This shot was a mistake; It never should have happened. Somehow, it snuck onto the end of my roll before I left Joshua Tree. You can see the staple marks and circles on the very end where it was held. I've been on the fence about posting this one, but the flames have intrigued me for some time. There is something utterly captivating about photographs of fire, yet I cannot quite describe it. The motion, streaks, and little details create a sense of presence in the moment the shot was taken. When I look at it, I can imagine myself sitting beside the raging fire, wood crackling and embers burning, heat pouring out from all ends. The thing I love about photography and more so art is that they are subjective. They aim to elicit an emotional response from the viewer and it is quite easy to do so, though that response may not always be positive. I could take a picture of my foot and call it "fine art" and you could call it crap...and we could both be right. So, what do you see?
I went to the Portland Art Museum a while back for the Allure of the Automobile exhibit and it was pretty fantastic. Here are some of my favorite shots of a 1933 Pierce-Arrow Silver Arrow.??
Blurb from the PAM:
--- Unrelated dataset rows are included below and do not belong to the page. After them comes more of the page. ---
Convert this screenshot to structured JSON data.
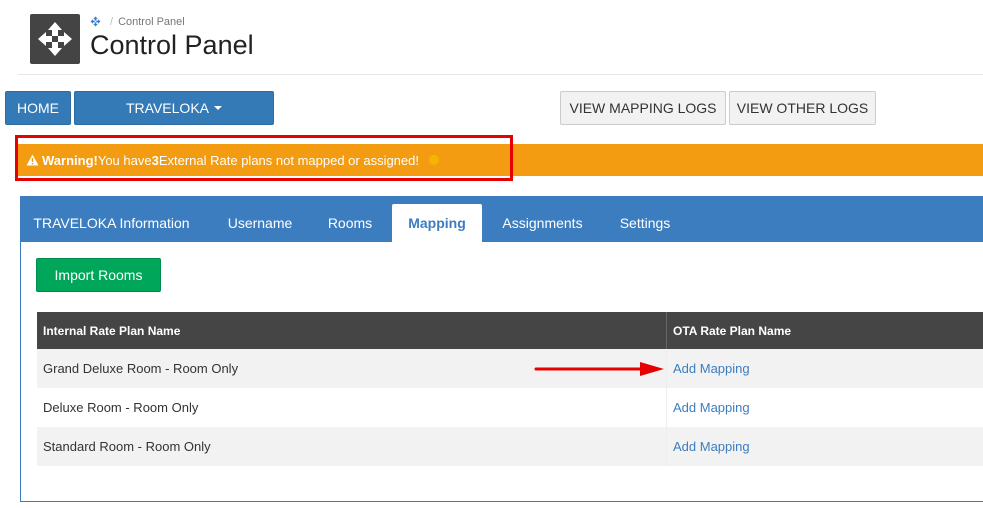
{
  "header": {
    "breadcrumb": "Control Panel",
    "title": "Control Panel",
    "logo_icon": "move-arrows-icon"
  },
  "nav": {
    "home_label": "HOME",
    "ota_label": "TRAVELOKA",
    "mapping_logs_label": "VIEW MAPPING LOGS",
    "other_logs_label": "VIEW OTHER LOGS"
  },
  "warning": {
    "title": "Warning!",
    "text_before": " You have ",
    "count": "3",
    "text_after": " External Rate plans not mapped or assigned!",
    "color": "#f39c12"
  },
  "tabs": [
    {
      "label": "TRAVELOKA Information"
    },
    {
      "label": "Username"
    },
    {
      "label": "Rooms"
    },
    {
      "label": "Mapping"
    },
    {
      "label": "Assignments"
    },
    {
      "label": "Settings"
    }
  ],
  "active_tab": "Mapping",
  "import_button_label": "Import Rooms",
  "table": {
    "headers": [
      "Internal Rate Plan Name",
      "OTA Rate Plan Name"
    ],
    "rows": [
      {
        "name": "Grand Deluxe Room - Room Only",
        "action": "Add Mapping"
      },
      {
        "name": "Deluxe Room - Room Only",
        "action": "Add Mapping"
      },
      {
        "name": "Standard Room - Room Only",
        "action": "Add Mapping"
      }
    ]
  },
  "colors": {
    "primary": "#337ab7",
    "panel_blue": "#3c7dc0",
    "success": "#00a65a",
    "annotation_red": "#e60000"
  }
}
"Pierce-Arrow descended from Heintz, Pierce, and Munschauer in Buffalo, NY. Founded in 1865, it manufactured bird cages and iceboxes. When George N Pierce took control in 1896, the firm produced bicycles. With its dignified advertising, elegant styling, and respectable dealers, Pierce-Arrow was the choice of wealthy owners and rivaled Packard for prestige. It pioneered the extensive use of aluminum, including cast-aluminum bodies, and was the first automaker to feature hydraulic valve operation. But the staunchly conservative company clung to six-cylinder engines long after rivals Packard and Cadillac introduced V-8s.
By 1926, Pierce had been forced to merge with Studebaker and move to their headquarters in South Bend, IN. In an effort to spur sales, five hand-built concept cars, designed by Ralph Roberts and called Silver Arrows, were assembled in South Bend. At the Chicago Century of Progress International Exposition in 1933-vying with Duesenberg's 'Twenty Grand' and Packard's 'Car of the Dome'-the Silver Arrow upstaged them all with its good looks, integrated body and fenders, and tapered, aircraft-like shape. The new Silver-Arrow pioneered modern trends with its low roof-line, rounded door openings, envelope front fenders, and flat body sides that concealed twin spare tires. In a sea of boxy sedans, the sleek showcar was as modern as tomorrow. Pierce-Arrow went under in mid-1938 and is best remembered for the magnificent Silver Arrow. This is one of three survivors."
Engine Type: 462-cid, 24-valve L-head V-12
Horsepower: 175 bhp at 4,000 rpm
Transmission: 3-speed manual
Top Speed: 115 mph
Wheelbase: 139 inches
Suspension: I-beam front axle with semi-elliptical leaf springs
Weight: 5,100 pounds
Coachwork: Designed by Philip O. Wright, built by Studebaker in South Bend, IN